Alice* was having a typical evening, watching a movie with her husband at home. Suddenly, her heart started to beat rapidly. She felt like she was out for a run – but she was lying down on her sofa. “My heart started racing, for no reason what-so-ever…it was very scary”. What Alice didn’t know, was that she was experiencing her first episode of atrial fibrillation.
Atrial fibrillation (AF or A Fib), the most common heart rhythm abnormality, affects up to 20,000 Nova Scotians. For people like Alice, living with A Fib is more than just a frightening experience, it’s a serious condition – one that can significantly increase the risk of stroke and lead to a poorer quality of life.
Despite the existence of best practice guidelines, and newer drug treatments for managing A Fib symptoms and stroke risk, gaps in care still occur. A Halifax-based research study called Integrated Management Program Advancing Community Treatment of Atrial Fibrillation (IMPACT-AF) is looking to address this situation through the use of interactive, web-based, clinical tools. These tools adhere to best practice guidelines, monitoring patients’ conditions and alerting healthcare providers to any recommended treatment changes. Patients can also use their own tool to receive health alerts, educational materials and motivational support.
We hope that these tools will not only help improve health outcomes for patients living with A Fib, but allow their health care providers to address their needs in a faster, simpler, and more personalized way. For example, when patients or caregivers record blood pressure, heart rate and A Fib symptoms using their online tool, this information is transferred automatically to their physician’s tool. This happens quickly and without waiting for an appointment to tell your healthcare provider about these things.
Participants needed! To test if these tools can be successful in reducing the number of strokes, emergency department visits and admissions to hospital, and improving care for people like Alice, the study needs up to 200 primary care providers in Nova Scotia (i.e., family doctors, nurse practitioners, family practice nurses) and 4,000 of their patients with A Fib to participate in a 12-month clinical trial. Half of the participants will have their care supported by the web-tools, while the other half will continue to be treated as usual.
The study does not require people with AF to take any new medications, or make any additional visits to their doctor.
Why participate? Your interest and involvement is truly valued. You will help us understand the potential benefits of using these web-based tools so that we can help close potential gaps in care. Advances in health care technology would not be possible without the participation of people, like Alice, who know first-hand what it is like to live with a condition such as A Fib. Our hope is that, with your support, this study will contribute to improved care, quality of life and heart health outcomes for all people in Nova Scotia. Once these methods are proven effective, similar tools can be designed to support other chronic conditions such as diabetes or high blood pressure.

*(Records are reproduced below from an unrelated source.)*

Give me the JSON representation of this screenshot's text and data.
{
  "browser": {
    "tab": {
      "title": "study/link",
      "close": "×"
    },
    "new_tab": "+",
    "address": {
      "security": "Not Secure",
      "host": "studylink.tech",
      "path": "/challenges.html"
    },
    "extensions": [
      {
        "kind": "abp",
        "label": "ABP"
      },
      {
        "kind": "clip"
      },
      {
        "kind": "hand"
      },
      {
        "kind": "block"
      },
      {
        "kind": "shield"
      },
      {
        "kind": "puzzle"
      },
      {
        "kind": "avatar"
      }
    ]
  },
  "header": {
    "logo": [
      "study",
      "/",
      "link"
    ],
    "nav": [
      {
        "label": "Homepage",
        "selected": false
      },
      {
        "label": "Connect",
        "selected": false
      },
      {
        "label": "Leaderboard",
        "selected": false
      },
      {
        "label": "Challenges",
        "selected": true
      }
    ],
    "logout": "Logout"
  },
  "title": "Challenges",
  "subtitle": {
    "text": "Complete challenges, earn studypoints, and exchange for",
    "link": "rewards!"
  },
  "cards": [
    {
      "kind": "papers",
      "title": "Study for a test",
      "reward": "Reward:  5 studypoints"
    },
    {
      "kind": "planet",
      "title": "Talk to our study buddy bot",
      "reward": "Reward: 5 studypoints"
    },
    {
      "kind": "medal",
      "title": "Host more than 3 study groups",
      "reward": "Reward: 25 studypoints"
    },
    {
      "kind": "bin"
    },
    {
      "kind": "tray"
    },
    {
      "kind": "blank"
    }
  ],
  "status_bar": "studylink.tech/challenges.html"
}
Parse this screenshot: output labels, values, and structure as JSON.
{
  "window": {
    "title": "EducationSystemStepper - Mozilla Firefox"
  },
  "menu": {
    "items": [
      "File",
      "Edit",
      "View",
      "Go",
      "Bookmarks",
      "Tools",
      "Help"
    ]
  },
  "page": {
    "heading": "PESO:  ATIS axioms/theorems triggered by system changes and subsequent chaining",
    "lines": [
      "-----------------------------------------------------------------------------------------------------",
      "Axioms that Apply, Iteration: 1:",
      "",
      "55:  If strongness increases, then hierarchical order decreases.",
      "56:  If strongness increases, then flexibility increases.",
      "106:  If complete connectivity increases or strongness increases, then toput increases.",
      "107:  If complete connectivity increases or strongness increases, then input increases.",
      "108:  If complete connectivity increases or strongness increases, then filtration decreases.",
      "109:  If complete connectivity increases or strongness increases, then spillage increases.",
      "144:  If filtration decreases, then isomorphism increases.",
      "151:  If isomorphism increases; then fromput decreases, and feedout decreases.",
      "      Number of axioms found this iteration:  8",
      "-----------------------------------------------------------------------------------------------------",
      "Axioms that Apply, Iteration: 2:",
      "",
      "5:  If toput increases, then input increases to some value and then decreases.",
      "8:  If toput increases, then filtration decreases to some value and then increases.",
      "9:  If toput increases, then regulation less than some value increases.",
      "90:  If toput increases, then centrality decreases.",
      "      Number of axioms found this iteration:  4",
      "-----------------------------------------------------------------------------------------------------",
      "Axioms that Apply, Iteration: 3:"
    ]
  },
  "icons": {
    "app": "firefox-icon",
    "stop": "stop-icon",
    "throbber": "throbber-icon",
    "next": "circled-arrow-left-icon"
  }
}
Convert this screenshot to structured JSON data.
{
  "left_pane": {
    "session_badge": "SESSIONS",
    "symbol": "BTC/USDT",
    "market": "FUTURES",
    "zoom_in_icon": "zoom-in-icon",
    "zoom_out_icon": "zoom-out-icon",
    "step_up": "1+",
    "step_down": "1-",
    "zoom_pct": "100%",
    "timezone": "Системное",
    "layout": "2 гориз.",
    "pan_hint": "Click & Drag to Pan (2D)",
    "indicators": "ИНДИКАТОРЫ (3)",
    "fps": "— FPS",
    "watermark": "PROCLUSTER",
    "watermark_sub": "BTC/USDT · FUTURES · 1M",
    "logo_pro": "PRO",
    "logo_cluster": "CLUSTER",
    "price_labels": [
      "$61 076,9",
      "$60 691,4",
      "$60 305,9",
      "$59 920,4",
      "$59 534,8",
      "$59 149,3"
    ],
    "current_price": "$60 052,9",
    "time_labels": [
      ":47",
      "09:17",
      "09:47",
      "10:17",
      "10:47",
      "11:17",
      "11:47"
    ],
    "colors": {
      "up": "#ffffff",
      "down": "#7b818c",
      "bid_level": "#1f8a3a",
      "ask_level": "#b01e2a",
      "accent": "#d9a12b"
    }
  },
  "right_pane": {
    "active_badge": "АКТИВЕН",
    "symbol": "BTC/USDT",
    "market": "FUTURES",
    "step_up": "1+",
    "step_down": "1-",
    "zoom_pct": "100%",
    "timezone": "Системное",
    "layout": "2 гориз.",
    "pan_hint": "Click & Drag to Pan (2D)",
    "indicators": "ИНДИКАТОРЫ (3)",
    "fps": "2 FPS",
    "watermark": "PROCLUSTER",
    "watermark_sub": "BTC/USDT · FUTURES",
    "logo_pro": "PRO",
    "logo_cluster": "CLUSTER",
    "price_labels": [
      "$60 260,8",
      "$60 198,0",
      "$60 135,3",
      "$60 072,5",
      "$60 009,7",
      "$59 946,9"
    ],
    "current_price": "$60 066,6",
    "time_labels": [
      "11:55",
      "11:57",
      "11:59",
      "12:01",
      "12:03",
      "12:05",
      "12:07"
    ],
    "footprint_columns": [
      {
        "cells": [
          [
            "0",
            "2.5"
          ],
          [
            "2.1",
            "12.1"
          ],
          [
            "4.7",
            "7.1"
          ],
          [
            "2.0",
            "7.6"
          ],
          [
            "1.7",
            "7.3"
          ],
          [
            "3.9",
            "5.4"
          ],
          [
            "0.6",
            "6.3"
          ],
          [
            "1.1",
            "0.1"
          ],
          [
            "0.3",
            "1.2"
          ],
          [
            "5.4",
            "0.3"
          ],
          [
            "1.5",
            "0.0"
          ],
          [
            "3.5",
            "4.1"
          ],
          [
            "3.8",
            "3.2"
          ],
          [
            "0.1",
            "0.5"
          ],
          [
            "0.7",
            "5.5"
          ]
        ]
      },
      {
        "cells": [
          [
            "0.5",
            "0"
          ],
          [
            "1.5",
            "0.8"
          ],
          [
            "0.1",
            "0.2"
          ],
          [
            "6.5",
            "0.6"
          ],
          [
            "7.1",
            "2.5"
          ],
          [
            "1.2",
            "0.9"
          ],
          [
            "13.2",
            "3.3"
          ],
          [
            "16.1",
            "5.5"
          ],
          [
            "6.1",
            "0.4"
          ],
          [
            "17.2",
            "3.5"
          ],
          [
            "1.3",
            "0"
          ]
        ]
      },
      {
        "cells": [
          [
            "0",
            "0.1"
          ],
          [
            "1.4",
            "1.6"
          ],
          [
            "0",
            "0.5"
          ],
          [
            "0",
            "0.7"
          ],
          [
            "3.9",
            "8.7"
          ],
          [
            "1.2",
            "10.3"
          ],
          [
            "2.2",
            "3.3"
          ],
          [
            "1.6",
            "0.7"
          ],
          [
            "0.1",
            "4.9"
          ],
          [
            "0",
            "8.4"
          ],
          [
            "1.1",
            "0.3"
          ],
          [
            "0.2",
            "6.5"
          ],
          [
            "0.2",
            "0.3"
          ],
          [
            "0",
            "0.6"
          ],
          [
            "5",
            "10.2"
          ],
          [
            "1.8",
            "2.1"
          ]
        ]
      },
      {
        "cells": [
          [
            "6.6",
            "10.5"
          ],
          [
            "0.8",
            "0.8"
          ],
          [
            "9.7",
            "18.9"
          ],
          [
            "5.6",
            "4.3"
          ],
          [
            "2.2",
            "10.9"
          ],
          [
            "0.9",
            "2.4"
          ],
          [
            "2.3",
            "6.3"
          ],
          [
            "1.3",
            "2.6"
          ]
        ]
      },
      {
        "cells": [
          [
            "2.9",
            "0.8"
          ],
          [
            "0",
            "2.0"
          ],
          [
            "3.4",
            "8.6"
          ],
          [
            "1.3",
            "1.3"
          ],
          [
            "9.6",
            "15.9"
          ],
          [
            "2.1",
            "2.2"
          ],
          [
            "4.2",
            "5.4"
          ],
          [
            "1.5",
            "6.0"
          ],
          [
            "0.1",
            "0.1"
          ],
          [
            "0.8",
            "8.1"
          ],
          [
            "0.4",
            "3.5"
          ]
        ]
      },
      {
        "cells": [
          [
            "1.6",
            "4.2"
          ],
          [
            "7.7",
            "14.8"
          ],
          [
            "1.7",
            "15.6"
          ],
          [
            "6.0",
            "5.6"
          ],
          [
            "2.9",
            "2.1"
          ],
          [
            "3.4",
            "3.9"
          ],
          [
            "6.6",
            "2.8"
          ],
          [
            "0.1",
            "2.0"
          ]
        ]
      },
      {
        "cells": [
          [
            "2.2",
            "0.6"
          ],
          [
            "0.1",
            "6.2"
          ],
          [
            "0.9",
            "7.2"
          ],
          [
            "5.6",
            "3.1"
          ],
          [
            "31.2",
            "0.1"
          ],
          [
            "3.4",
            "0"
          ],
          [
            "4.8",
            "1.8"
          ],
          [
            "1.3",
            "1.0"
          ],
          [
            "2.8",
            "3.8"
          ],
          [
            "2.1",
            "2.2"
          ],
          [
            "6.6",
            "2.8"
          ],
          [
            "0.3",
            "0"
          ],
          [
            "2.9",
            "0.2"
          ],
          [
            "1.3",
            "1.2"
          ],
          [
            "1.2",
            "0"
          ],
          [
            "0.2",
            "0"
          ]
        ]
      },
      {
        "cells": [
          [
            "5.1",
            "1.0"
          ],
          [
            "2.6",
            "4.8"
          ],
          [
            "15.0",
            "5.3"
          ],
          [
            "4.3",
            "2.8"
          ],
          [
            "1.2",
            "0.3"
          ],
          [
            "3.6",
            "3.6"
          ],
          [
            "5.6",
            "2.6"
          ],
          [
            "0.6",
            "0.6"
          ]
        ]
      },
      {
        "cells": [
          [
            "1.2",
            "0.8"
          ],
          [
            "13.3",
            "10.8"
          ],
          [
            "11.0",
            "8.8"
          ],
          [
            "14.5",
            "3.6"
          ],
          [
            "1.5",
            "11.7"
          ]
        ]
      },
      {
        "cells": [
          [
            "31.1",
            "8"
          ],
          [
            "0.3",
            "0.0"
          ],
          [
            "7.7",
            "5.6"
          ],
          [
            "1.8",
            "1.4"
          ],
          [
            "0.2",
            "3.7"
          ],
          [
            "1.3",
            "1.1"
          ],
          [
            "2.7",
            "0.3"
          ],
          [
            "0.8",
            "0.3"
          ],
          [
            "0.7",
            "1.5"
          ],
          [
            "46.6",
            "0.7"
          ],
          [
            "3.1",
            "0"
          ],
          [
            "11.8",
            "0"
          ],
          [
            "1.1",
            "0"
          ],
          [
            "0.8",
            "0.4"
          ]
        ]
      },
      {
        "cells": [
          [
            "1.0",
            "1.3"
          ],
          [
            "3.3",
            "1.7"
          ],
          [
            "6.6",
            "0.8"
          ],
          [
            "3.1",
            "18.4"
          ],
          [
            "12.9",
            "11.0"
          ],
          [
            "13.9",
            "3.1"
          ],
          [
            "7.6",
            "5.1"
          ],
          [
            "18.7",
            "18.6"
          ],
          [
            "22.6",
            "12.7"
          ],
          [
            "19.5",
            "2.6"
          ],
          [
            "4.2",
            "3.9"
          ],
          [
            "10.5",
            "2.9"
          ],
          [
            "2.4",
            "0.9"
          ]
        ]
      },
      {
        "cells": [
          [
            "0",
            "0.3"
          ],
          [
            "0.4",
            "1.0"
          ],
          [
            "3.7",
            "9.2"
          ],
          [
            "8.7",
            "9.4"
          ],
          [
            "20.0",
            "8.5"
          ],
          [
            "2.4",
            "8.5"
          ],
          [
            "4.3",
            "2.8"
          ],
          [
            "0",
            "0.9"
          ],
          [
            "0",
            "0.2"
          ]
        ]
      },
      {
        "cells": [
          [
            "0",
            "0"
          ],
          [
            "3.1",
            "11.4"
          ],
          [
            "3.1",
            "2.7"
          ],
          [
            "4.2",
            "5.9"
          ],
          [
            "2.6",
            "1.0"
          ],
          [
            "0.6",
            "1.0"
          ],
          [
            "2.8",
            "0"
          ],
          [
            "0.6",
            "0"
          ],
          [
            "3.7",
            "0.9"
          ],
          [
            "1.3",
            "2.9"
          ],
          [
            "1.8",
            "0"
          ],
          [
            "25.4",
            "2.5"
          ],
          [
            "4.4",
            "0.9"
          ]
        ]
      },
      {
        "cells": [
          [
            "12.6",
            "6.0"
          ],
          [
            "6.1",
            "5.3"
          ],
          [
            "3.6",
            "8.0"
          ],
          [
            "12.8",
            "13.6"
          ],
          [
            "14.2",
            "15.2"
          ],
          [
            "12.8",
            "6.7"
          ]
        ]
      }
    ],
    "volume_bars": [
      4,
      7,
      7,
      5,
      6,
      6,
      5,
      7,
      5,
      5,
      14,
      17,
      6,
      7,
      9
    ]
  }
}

Who is involved? The study is being led by Dr. Jafna Cox, (Endowed Chair in Cardiovascular Outcomes Research for the Heart and Stroke Foundation of Nova Scotia) and is supported by a Bayer HealthCare investigator-sponsored research grant. Other researchers include: Dr. Ratika Parkash; Dr. Raza Abidi; Dr. Samina Abidi; and, Dr. James (Jim) MacKillop, Dr. Lehana Thabane and Dr. Feng Xie. These researchers receive guidance and expertise from a broad range of stakeholders including, health care providers, and patient representatives, as well as organizations and government agencies such as Cardiovascular Health Nova Scotia, the Heart and Stroke Foundation, the Department of Health and Wellness, Doctors Nova Scotia and the Nova Scotia Health Research Foundation.
Interested in joining? Call the study coordinator directly at 902-473-6309 or toll-free 1-855-550-0557.
* Not her real name.
Share your story:
IMPACT-AF wants to hear from you. If you have an experience with AF or reasons why you think it is important to join a study like ours, let us know!
Email firstname.lastname@example.org or post on our Facebook page.